[[ DATASET RECORDS open ]]

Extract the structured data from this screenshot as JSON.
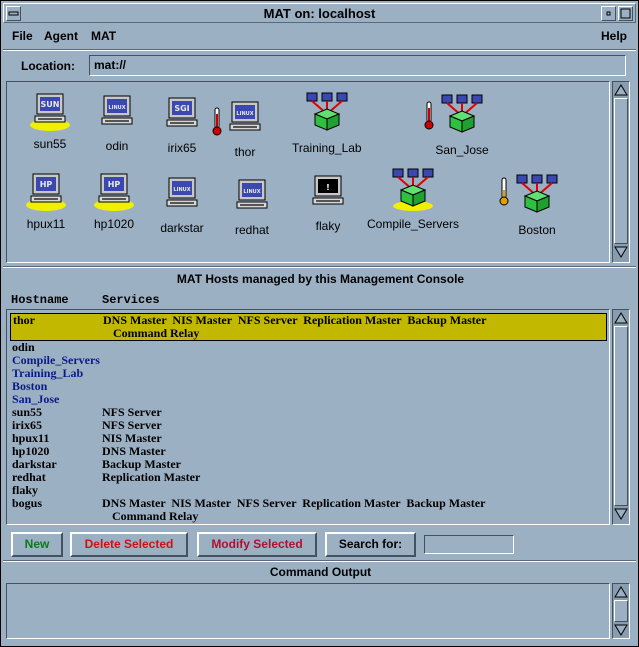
{
  "window": {
    "title": "MAT on: localhost"
  },
  "menubar": {
    "file": "File",
    "agent": "Agent",
    "mat": "MAT",
    "help": "Help"
  },
  "location": {
    "label": "Location:",
    "value": "mat://"
  },
  "hosts_icons": [
    {
      "name": "sun55",
      "kind": "sun",
      "badge": "SUN"
    },
    {
      "name": "odin",
      "kind": "linux",
      "badge": "LINUX"
    },
    {
      "name": "irix65",
      "kind": "sgi",
      "badge": "SGI"
    },
    {
      "name": "thor",
      "kind": "linux",
      "badge": "LINUX"
    },
    {
      "name": "Training_Lab",
      "kind": "group"
    },
    {
      "name": "San_Jose",
      "kind": "group"
    },
    {
      "name": "hpux11",
      "kind": "hp",
      "badge": "HP"
    },
    {
      "name": "hp1020",
      "kind": "hp",
      "badge": "HP"
    },
    {
      "name": "darkstar",
      "kind": "linux",
      "badge": "LINUX"
    },
    {
      "name": "redhat",
      "kind": "linux",
      "badge": "LINUX"
    },
    {
      "name": "flaky",
      "kind": "alert",
      "badge": "!"
    },
    {
      "name": "Compile_Servers",
      "kind": "group"
    },
    {
      "name": "Boston",
      "kind": "group"
    }
  ],
  "hosts_section": {
    "title": "MAT Hosts managed by this Management Console",
    "col_hostname": "Hostname",
    "col_services": "Services"
  },
  "hosts_rows": [
    {
      "host": "thor",
      "services": "DNS Master  NIS Master  NFS Server  Replication Master  Backup Master",
      "services2": "Command Relay"
    },
    {
      "host": "odin",
      "services": ""
    },
    {
      "host": "Compile_Servers",
      "services": ""
    },
    {
      "host": "Training_Lab",
      "services": ""
    },
    {
      "host": "Boston",
      "services": ""
    },
    {
      "host": "San_Jose",
      "services": ""
    },
    {
      "host": "sun55",
      "services": "NFS Server"
    },
    {
      "host": "irix65",
      "services": "NFS Server"
    },
    {
      "host": "hpux11",
      "services": "NIS Master"
    },
    {
      "host": "hp1020",
      "services": "DNS Master"
    },
    {
      "host": "darkstar",
      "services": "Backup Master"
    },
    {
      "host": "redhat",
      "services": "Replication Master"
    },
    {
      "host": "flaky",
      "services": ""
    },
    {
      "host": "bogus",
      "services": "DNS Master  NIS Master  NFS Server  Replication Master  Backup Master",
      "services2": "Command Relay"
    }
  ],
  "buttons": {
    "new": "New",
    "delete": "Delete Selected",
    "modify": "Modify Selected",
    "search_label": "Search for:"
  },
  "search": {
    "value": ""
  },
  "output": {
    "title": "Command Output"
  },
  "colors": {
    "selection": "#c2b800",
    "group_text": "#0a1a8a",
    "new_btn": "#0a7a1a",
    "delete_btn": "#d01010",
    "modify_btn": "#b01030",
    "halo": "#f0f000",
    "group_box": "#30c040"
  }
}
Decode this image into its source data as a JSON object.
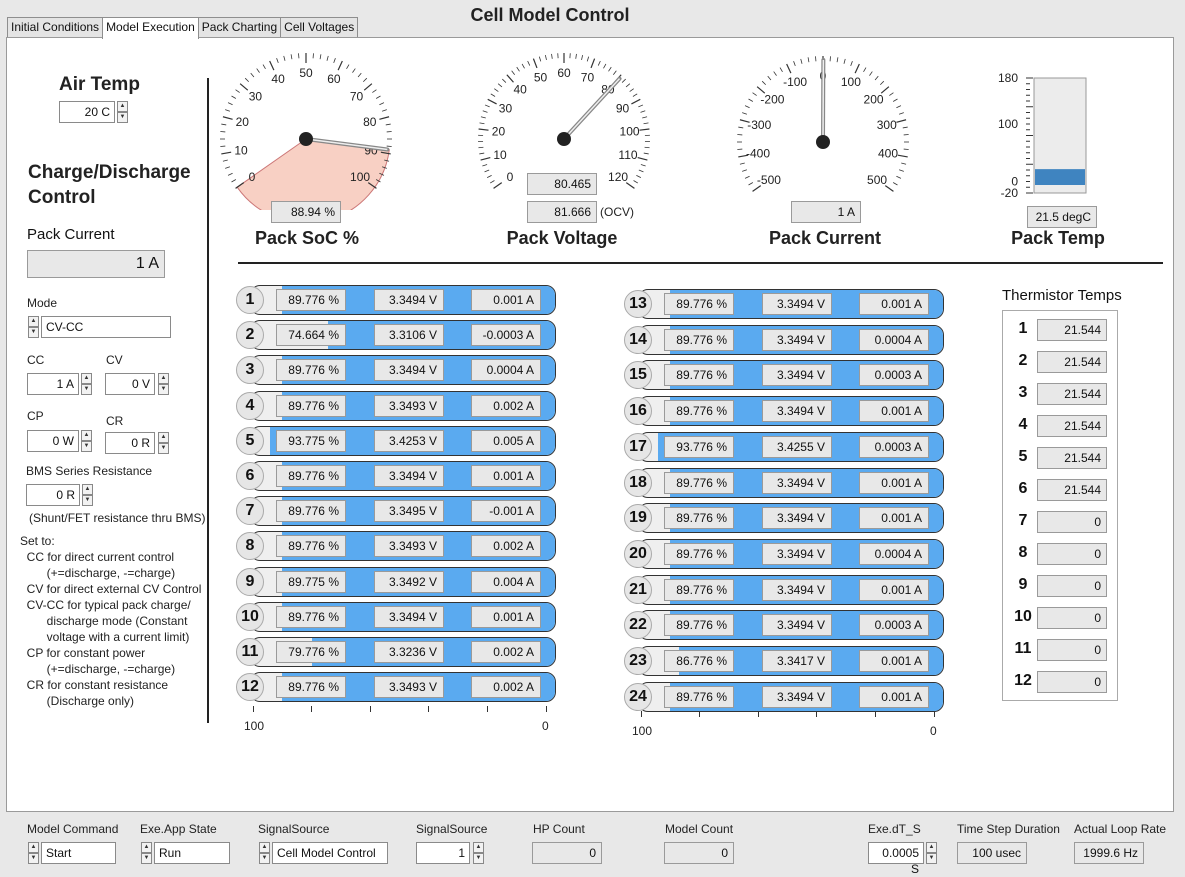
{
  "window": {
    "title": "Cell Model Control"
  },
  "tabs": [
    {
      "label": "Initial Conditions",
      "active": false
    },
    {
      "label": "Model Execution",
      "active": true
    },
    {
      "label": "Pack Charting",
      "active": false
    },
    {
      "label": "Cell Voltages",
      "active": false
    }
  ],
  "left": {
    "air_temp_label": "Air Temp",
    "air_temp_value": "20 C",
    "charge_title_line1": "Charge/Discharge",
    "charge_title_line2": "Control",
    "pack_current_label": "Pack Current",
    "pack_current_value": "1 A",
    "mode_label": "Mode",
    "mode_value": "CV-CC",
    "cc_label": "CC",
    "cc_value": "1 A",
    "cv_label": "CV",
    "cv_value": "0 V",
    "cp_label": "CP",
    "cp_value": "0 W",
    "cr_label": "CR",
    "cr_value": "0 R",
    "bms_label": "BMS Series Resistance",
    "bms_value": "0 R",
    "bms_note": "(Shunt/FET resistance thru BMS)",
    "help": [
      "Set to:",
      "  CC for direct current control",
      "        (+=discharge, -=charge)",
      "  CV for direct external CV Control",
      "  CV-CC for typical pack charge/",
      "        discharge mode (Constant",
      "        voltage with a current limit)",
      "  CP for constant power",
      "        (+=discharge, -=charge)",
      "  CR for constant resistance",
      "        (Discharge only)"
    ]
  },
  "gauges": {
    "soc": {
      "label": "Pack SoC %",
      "value_text": "88.94 %",
      "value": 88.94,
      "min": 0,
      "max": 100,
      "ticks": [
        "0",
        "10",
        "20",
        "30",
        "40",
        "50",
        "60",
        "70",
        "80",
        "90",
        "100"
      ],
      "pointer_color": "#f8d0c4"
    },
    "voltage": {
      "label": "Pack Voltage",
      "value_text": "80.465",
      "ocv_text": "81.666",
      "ocv_suffix": "(OCV)",
      "value": 80.465,
      "min": 0,
      "max": 120,
      "ticks": [
        "0",
        "10",
        "20",
        "30",
        "40",
        "50",
        "60",
        "70",
        "80",
        "90",
        "100",
        "110",
        "120"
      ]
    },
    "current": {
      "label": "Pack Current",
      "value_text": "1 A",
      "value": 1,
      "min": -500,
      "max": 500,
      "ticks": [
        "-500",
        "-400",
        "-300",
        "-200",
        "-100",
        "0",
        "100",
        "200",
        "300",
        "400",
        "500"
      ]
    },
    "temp": {
      "label": "Pack Temp",
      "value_text": "21.5 degC",
      "value": 21.5,
      "min": -20,
      "max": 180,
      "ticks": [
        "180",
        "100",
        "0",
        "-20"
      ],
      "fill_color": "#3f84c0"
    }
  },
  "cells": [
    {
      "n": "1",
      "soc": "89.776 %",
      "v": "3.3494 V",
      "i": "0.001 A",
      "fill": 89.776
    },
    {
      "n": "2",
      "soc": "74.664 %",
      "v": "3.3106 V",
      "i": "-0.0003 A",
      "fill": 74.664
    },
    {
      "n": "3",
      "soc": "89.776 %",
      "v": "3.3494 V",
      "i": "0.0004 A",
      "fill": 89.776
    },
    {
      "n": "4",
      "soc": "89.776 %",
      "v": "3.3493 V",
      "i": "0.002 A",
      "fill": 89.776
    },
    {
      "n": "5",
      "soc": "93.775 %",
      "v": "3.4253 V",
      "i": "0.005 A",
      "fill": 93.775
    },
    {
      "n": "6",
      "soc": "89.776 %",
      "v": "3.3494 V",
      "i": "0.001 A",
      "fill": 89.776
    },
    {
      "n": "7",
      "soc": "89.776 %",
      "v": "3.3495 V",
      "i": "-0.001 A",
      "fill": 89.776
    },
    {
      "n": "8",
      "soc": "89.776 %",
      "v": "3.3493 V",
      "i": "0.002 A",
      "fill": 89.776
    },
    {
      "n": "9",
      "soc": "89.775 %",
      "v": "3.3492 V",
      "i": "0.004 A",
      "fill": 89.775
    },
    {
      "n": "10",
      "soc": "89.776 %",
      "v": "3.3494 V",
      "i": "0.001 A",
      "fill": 89.776
    },
    {
      "n": "11",
      "soc": "79.776 %",
      "v": "3.3236 V",
      "i": "0.002 A",
      "fill": 79.776
    },
    {
      "n": "12",
      "soc": "89.776 %",
      "v": "3.3493 V",
      "i": "0.002 A",
      "fill": 89.776
    },
    {
      "n": "13",
      "soc": "89.776 %",
      "v": "3.3494 V",
      "i": "0.001 A",
      "fill": 89.776
    },
    {
      "n": "14",
      "soc": "89.776 %",
      "v": "3.3494 V",
      "i": "0.0004 A",
      "fill": 89.776
    },
    {
      "n": "15",
      "soc": "89.776 %",
      "v": "3.3494 V",
      "i": "0.0003 A",
      "fill": 89.776
    },
    {
      "n": "16",
      "soc": "89.776 %",
      "v": "3.3494 V",
      "i": "0.001 A",
      "fill": 89.776
    },
    {
      "n": "17",
      "soc": "93.776 %",
      "v": "3.4255 V",
      "i": "0.0003 A",
      "fill": 93.776
    },
    {
      "n": "18",
      "soc": "89.776 %",
      "v": "3.3494 V",
      "i": "0.001 A",
      "fill": 89.776
    },
    {
      "n": "19",
      "soc": "89.776 %",
      "v": "3.3494 V",
      "i": "0.001 A",
      "fill": 89.776
    },
    {
      "n": "20",
      "soc": "89.776 %",
      "v": "3.3494 V",
      "i": "0.0004 A",
      "fill": 89.776
    },
    {
      "n": "21",
      "soc": "89.776 %",
      "v": "3.3494 V",
      "i": "0.001 A",
      "fill": 89.776
    },
    {
      "n": "22",
      "soc": "89.776 %",
      "v": "3.3494 V",
      "i": "0.0003 A",
      "fill": 89.776
    },
    {
      "n": "23",
      "soc": "86.776 %",
      "v": "3.3417 V",
      "i": "0.001 A",
      "fill": 86.776
    },
    {
      "n": "24",
      "soc": "89.776 %",
      "v": "3.3494 V",
      "i": "0.001 A",
      "fill": 89.776
    }
  ],
  "cell_scale": {
    "left": "100",
    "right": "0"
  },
  "thermistors": {
    "title": "Thermistor Temps",
    "items": [
      {
        "n": "1",
        "v": "21.544"
      },
      {
        "n": "2",
        "v": "21.544"
      },
      {
        "n": "3",
        "v": "21.544"
      },
      {
        "n": "4",
        "v": "21.544"
      },
      {
        "n": "5",
        "v": "21.544"
      },
      {
        "n": "6",
        "v": "21.544"
      },
      {
        "n": "7",
        "v": "0"
      },
      {
        "n": "8",
        "v": "0"
      },
      {
        "n": "9",
        "v": "0"
      },
      {
        "n": "10",
        "v": "0"
      },
      {
        "n": "11",
        "v": "0"
      },
      {
        "n": "12",
        "v": "0"
      }
    ]
  },
  "bottom": {
    "model_command_label": "Model Command",
    "model_command_value": "Start",
    "app_state_label": "Exe.App State",
    "app_state_value": "Run",
    "signal_source_label": "SignalSource",
    "signal_source_value": "Cell Model Control",
    "signal_source2_label": "SignalSource",
    "signal_source2_value": "1",
    "hp_count_label": "HP Count",
    "hp_count_value": "0",
    "model_count_label": "Model Count",
    "model_count_value": "0",
    "exe_dt_label": "Exe.dT_S",
    "exe_dt_value": "0.0005 S",
    "time_step_label": "Time Step Duration",
    "time_step_value": "100 usec",
    "loop_rate_label": "Actual Loop Rate",
    "loop_rate_value": "1999.6 Hz"
  },
  "colors": {
    "cell_fill": "#5aaaf0",
    "panel_bg": "#ffffff",
    "window_bg": "#e8e8e8"
  }
}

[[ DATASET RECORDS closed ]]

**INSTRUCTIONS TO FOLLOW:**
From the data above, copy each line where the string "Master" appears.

**RESULT:**
      "services": "DNS Master  NIS Master  NFS Server  Replication Master  Backup Master",
      "services": "NIS Master"
      "services": "DNS Master"
      "services": "Backup Master"
      "services": "Replication Master"
      "services": "DNS Master  NIS Master  NFS Server  Replication Master  Backup Master",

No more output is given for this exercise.